Work to be completed: Report the tally of lines in the material below that have the string "Reports", with no other output.

Given information:
= = =

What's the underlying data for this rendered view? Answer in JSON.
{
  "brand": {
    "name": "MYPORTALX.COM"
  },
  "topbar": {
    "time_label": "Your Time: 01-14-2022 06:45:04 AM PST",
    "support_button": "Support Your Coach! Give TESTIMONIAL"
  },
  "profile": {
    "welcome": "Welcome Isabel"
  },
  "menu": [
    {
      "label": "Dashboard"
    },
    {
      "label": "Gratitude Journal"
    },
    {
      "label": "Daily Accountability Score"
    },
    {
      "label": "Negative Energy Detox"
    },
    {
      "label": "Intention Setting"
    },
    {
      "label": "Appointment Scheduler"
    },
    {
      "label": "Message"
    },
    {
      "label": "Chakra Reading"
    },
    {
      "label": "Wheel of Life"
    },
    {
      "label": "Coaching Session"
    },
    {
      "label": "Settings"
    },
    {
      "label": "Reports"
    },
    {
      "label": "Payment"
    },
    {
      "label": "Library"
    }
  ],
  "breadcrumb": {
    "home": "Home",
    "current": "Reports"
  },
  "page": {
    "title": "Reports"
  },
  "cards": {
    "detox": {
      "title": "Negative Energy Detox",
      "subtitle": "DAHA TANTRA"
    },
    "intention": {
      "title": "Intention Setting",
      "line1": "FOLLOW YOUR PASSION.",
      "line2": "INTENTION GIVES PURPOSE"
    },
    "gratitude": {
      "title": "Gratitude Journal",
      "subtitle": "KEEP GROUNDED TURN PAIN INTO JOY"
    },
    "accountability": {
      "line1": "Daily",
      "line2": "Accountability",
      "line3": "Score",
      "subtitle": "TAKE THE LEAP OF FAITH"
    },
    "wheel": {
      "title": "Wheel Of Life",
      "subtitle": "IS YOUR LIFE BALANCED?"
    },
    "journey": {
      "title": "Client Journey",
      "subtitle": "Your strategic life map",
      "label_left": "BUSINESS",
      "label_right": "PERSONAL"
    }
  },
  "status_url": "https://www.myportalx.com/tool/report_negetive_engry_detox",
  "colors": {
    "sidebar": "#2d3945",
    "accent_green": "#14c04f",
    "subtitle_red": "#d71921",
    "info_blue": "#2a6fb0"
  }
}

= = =

Result of the task: 3